Chokeberry plants are very good plants for growing as part of your landscape. The black chokeberry (or Aronia berry plant) was introduced to western gardens as a landscape plant around 1700, and that its value is reflected by its receipt of the Royal Horticultural Society’s Award of Merit in 1972.
The ornamental attributes of chokeberry plants include three seasons of interest: white flowers in spring, lustrous green foliage in summer and black bluish fruits in late summer, and bright yellow-orange-red foliage in autumn. There is growing interest in this plant as a multi-season native shrub for landscapes. Its adaptability to a wide range of soil conditions and freedom from major problems makes it a good candidate for wetland reclamation projects, roadside and highway plantings, parking lots and use in your garden and landscape.
The chokeberry or Aronia plant is a native North American plant. However recently this cultivar has been developed in Europe as an orchard fruit, but its attractive value was rapidly realized (as it began obtaining awards for its decorative value.). It is now a favorite ornamental fruiting plant grown the world over. It grows in zones 3-8.it is one of the most ornamental fruiting bushes you can grow.
In spring the Aronia bush is covered with clusters of white, sweet fragrant flowers. They are cold tolerant and avoid most frosts by blooming in late spring. This is followed by gleaming green Aronia berries that turn a dark bluish black in summer into early fall, and fire-red fall foliage. The round, pea-sized fruit can be eaten fresh although it has a distinct taste. It is known for making good and healthful juice that also blends nicely with other fruit juices. Aronia is NOT bothered by pests or diseases. Once established the Aronia bush is highly drought tolerant. It’s very hardy, and the pea sized fruit can be eaten fresh. Fresh chokeberries right from the bush are not particularly tasty raw because of their astringency, some people like them when they are completely ripe. Aronia berries have a unique, satisfying flavor. Their astringency is the awareness that most people first notice. They will make your mouth pucker. The dry, puckering taste comes from being high in tannins. The secret is to freeze the berries before using them to break down the tannins. You must wait until September when they are fully ripe before you pick them. The berries can be used to make jam, syrup, juice, soft spreads, and tea.
One person described it as one of the most attractive fruiting bushes I have ever grown. It is a delight in the garden the whole year. Fragrant flowers, attractive fall foliage, and healthy berries make it an essential plant for astute gardeners.

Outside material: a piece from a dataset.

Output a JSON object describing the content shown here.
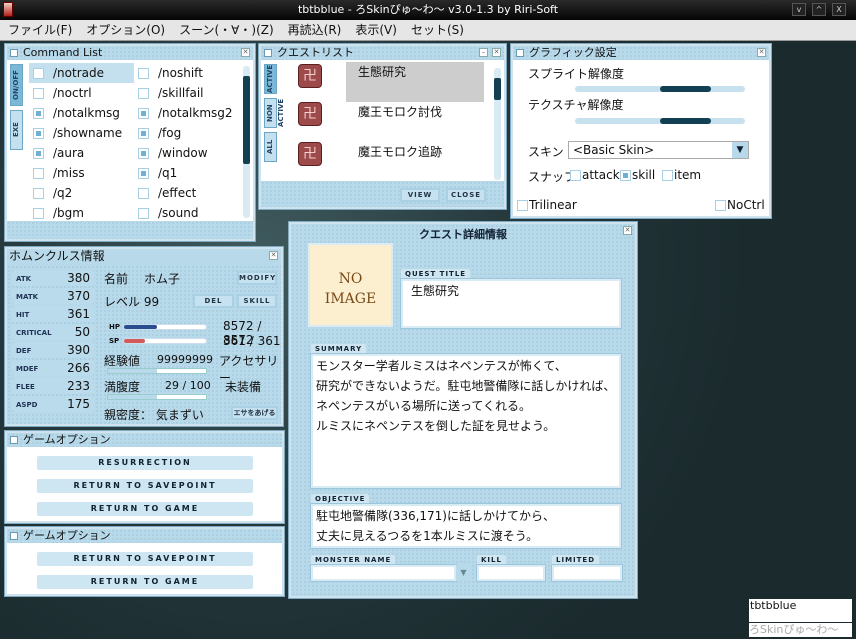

In the spring clusters of sweet-scented white blooms develop among the shiny green to dark green leaves covering this 3- to 5-foot-tall, 5- to 6-foot-wide bush. The flowers attract bees and butterflies. The long-lasting flowers are enjoyably, and are followed by small berries that steadily mature to dark bluish black. The dark bluish black berries of chokeberry hang in groups of up to 12 berries. They do not require trellising, spraying, or bird netting.
The three most popular varieties are Viking, Nero and Autumn Magic. Viking and Nero were developed in Europe as an orchard fruit and recently shipped back to the United States here they are becoming popular. They are also sold as a favorite ornamental fruiting plant. Autumn Magic was developed in the United States from a seedling in the eastern part of the U.S. The Autumn Magic plant is a commonly sold ornamental cultivar. It was selected for its ornamental characteristic white flowers, glossy green leaves, red-orange fall foliage, and purplish black berries. It does not grow as tall as Viking and Nero. Viking grows to a height at maturity of 5 to 8 ft. Nero grows to a height of 3 to 5 ft.

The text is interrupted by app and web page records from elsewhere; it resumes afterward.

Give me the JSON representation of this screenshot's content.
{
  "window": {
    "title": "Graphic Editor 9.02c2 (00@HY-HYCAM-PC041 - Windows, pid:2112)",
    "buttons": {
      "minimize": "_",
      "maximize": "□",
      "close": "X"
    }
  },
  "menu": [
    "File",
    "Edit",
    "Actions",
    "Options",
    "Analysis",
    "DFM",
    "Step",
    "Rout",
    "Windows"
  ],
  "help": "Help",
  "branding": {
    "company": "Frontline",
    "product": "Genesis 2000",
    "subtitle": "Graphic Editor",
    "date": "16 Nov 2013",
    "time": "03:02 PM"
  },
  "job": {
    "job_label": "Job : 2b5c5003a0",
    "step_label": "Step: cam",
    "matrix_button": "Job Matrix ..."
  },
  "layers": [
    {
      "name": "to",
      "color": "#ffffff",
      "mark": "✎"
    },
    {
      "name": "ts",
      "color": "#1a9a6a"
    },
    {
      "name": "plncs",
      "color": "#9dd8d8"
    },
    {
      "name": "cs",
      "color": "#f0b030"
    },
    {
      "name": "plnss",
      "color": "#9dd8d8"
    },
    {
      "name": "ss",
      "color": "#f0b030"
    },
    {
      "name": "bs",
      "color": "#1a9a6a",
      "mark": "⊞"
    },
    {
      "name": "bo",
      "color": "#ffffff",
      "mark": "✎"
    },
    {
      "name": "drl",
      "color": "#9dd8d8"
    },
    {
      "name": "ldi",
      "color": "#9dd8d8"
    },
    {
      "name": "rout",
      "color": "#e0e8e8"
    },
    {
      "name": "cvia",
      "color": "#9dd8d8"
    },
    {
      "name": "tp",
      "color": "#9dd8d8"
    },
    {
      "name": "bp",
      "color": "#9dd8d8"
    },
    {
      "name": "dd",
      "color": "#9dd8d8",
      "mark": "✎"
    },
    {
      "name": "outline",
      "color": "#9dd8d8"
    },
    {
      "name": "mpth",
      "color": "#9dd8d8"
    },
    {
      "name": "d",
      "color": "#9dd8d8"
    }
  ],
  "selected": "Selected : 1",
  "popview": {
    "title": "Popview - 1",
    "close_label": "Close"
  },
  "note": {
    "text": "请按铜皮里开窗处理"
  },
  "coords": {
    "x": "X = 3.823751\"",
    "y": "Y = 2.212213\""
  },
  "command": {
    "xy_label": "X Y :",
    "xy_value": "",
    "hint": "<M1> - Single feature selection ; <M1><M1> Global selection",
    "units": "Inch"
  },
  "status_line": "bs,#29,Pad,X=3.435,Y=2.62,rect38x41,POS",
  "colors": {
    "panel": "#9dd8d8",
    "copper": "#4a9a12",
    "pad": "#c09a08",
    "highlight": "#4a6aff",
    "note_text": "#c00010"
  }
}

Aronia melanocarpa is commonly known as chokeberry and has a very nice-looking purplish black color. Interest in Aronia berries has been growing because of its health benefits and as a natural organic food coloring. It has a very stable dark pigment.
Chokeberries belong to that group of purple berries that are in today’s news concerning health and nutrition. It fights cancer and heart disease.

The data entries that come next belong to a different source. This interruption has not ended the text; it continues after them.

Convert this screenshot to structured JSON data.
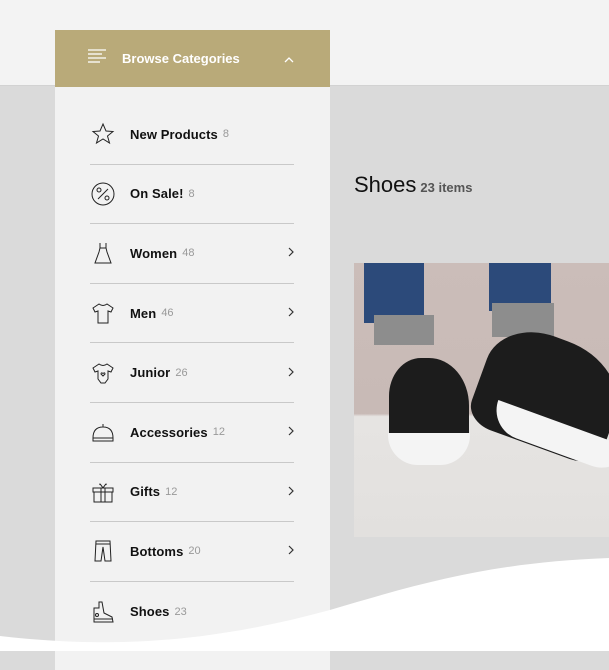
{
  "menu": {
    "title": "Browse Categories",
    "icon": "hamburger-icon",
    "toggle_icon": "chevron-up-icon",
    "items": [
      {
        "label": "New Products",
        "count": "8",
        "icon": "star-icon",
        "submenu": false
      },
      {
        "label": "On Sale!",
        "count": "8",
        "icon": "percent-icon",
        "submenu": false
      },
      {
        "label": "Women",
        "count": "48",
        "icon": "dress-icon",
        "submenu": true
      },
      {
        "label": "Men",
        "count": "46",
        "icon": "tshirt-icon",
        "submenu": true
      },
      {
        "label": "Junior",
        "count": "26",
        "icon": "onesie-icon",
        "submenu": true
      },
      {
        "label": "Accessories",
        "count": "12",
        "icon": "cap-icon",
        "submenu": true
      },
      {
        "label": "Gifts",
        "count": "12",
        "icon": "gift-icon",
        "submenu": true
      },
      {
        "label": "Bottoms",
        "count": "20",
        "icon": "pants-icon",
        "submenu": true
      },
      {
        "label": "Shoes",
        "count": "23",
        "icon": "sneaker-icon",
        "submenu": false
      }
    ]
  },
  "main": {
    "title": "Shoes",
    "count": "23 items"
  },
  "colors": {
    "accent": "#b9aa79",
    "panel": "#f2f2f2",
    "background": "#dadada"
  }
}
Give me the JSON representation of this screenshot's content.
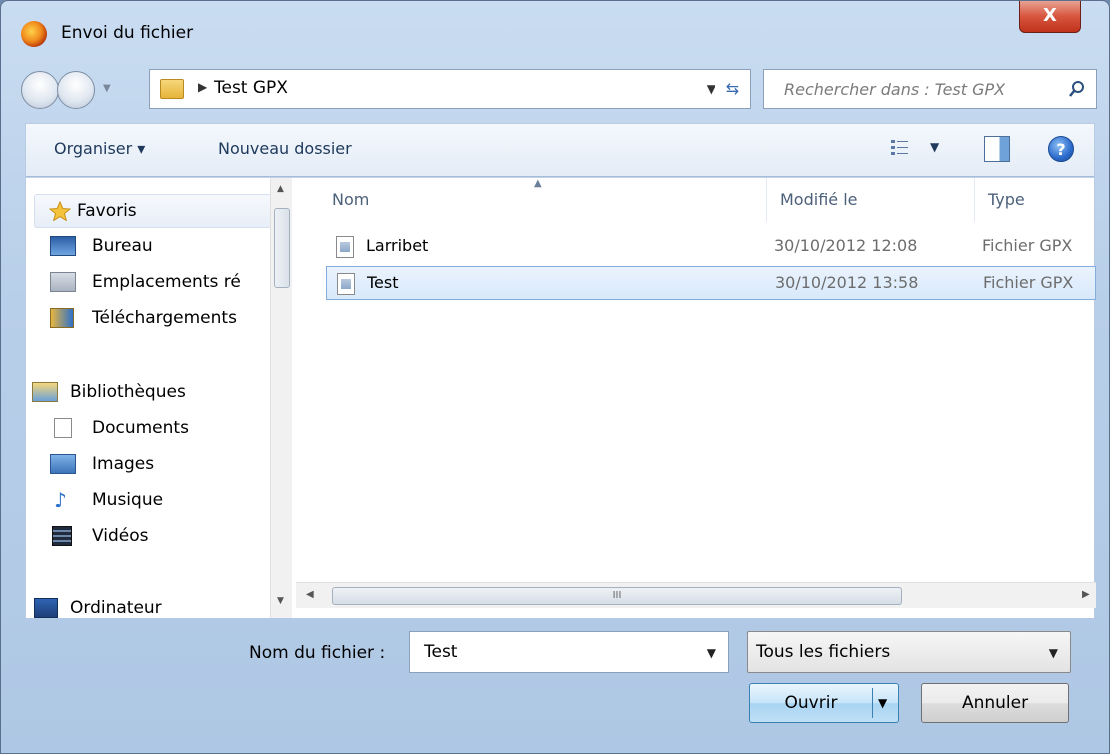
{
  "window": {
    "title": "Envoi du fichier",
    "close_label": "X"
  },
  "address": {
    "path": "Test GPX"
  },
  "search": {
    "placeholder": "Rechercher dans : Test GPX"
  },
  "toolbar": {
    "organize_label": "Organiser ▾",
    "new_folder_label": "Nouveau dossier",
    "help_label": "?"
  },
  "nav": {
    "items": [
      {
        "label": "Favoris",
        "icon": "star-icon"
      },
      {
        "label": "Bureau",
        "icon": "desktop-icon"
      },
      {
        "label": "Emplacements ré",
        "icon": "recent-places-icon"
      },
      {
        "label": "Téléchargements",
        "icon": "downloads-icon"
      },
      {
        "label": "Bibliothèques",
        "icon": "libraries-icon"
      },
      {
        "label": "Documents",
        "icon": "documents-icon"
      },
      {
        "label": "Images",
        "icon": "images-icon"
      },
      {
        "label": "Musique",
        "icon": "music-icon"
      },
      {
        "label": "Vidéos",
        "icon": "videos-icon"
      },
      {
        "label": "Ordinateur",
        "icon": "computer-icon"
      }
    ]
  },
  "files": {
    "columns": [
      "Nom",
      "Modifié le",
      "Type"
    ],
    "rows": [
      {
        "name": "Larribet",
        "modified": "30/10/2012 12:08",
        "type": "Fichier GPX",
        "selected": false
      },
      {
        "name": "Test",
        "modified": "30/10/2012 13:58",
        "type": "Fichier GPX",
        "selected": true
      }
    ]
  },
  "scroll": {
    "grip": "III"
  },
  "bottom": {
    "filename_label": "Nom du fichier :",
    "filename_value": "Test",
    "filetype_value": "Tous les fichiers",
    "open_label": "Ouvrir",
    "cancel_label": "Annuler"
  },
  "colors": {
    "selection": "#d8e9fb",
    "accent": "#3c7fb1"
  }
}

The plant produces dark pigmented berries that are extremely high in antioxidants, even higher than blueberries, higher than pomegranates, and higher than cranberries. Its juice has been reported to help people with heart conditions. Chokeberries have been a significant and important part of the Native American Indian diet since before Europeans came to America. It is high in antioxidants, anthocyanins, phenolic acid, flavonoids, vitamin C and trace minerals.
Chokeberry plants are very good plants for growing as part of your landscape. The plant produces dark pigmented berries that are extremely high in antioxidants. It has award-winning its decorative value. They are higher than blueberries, higher than cranberries, higher, even, than pomegranates! Its juice has been reported to help people with heart conditions.[ad_2]
Source by Harold Stewart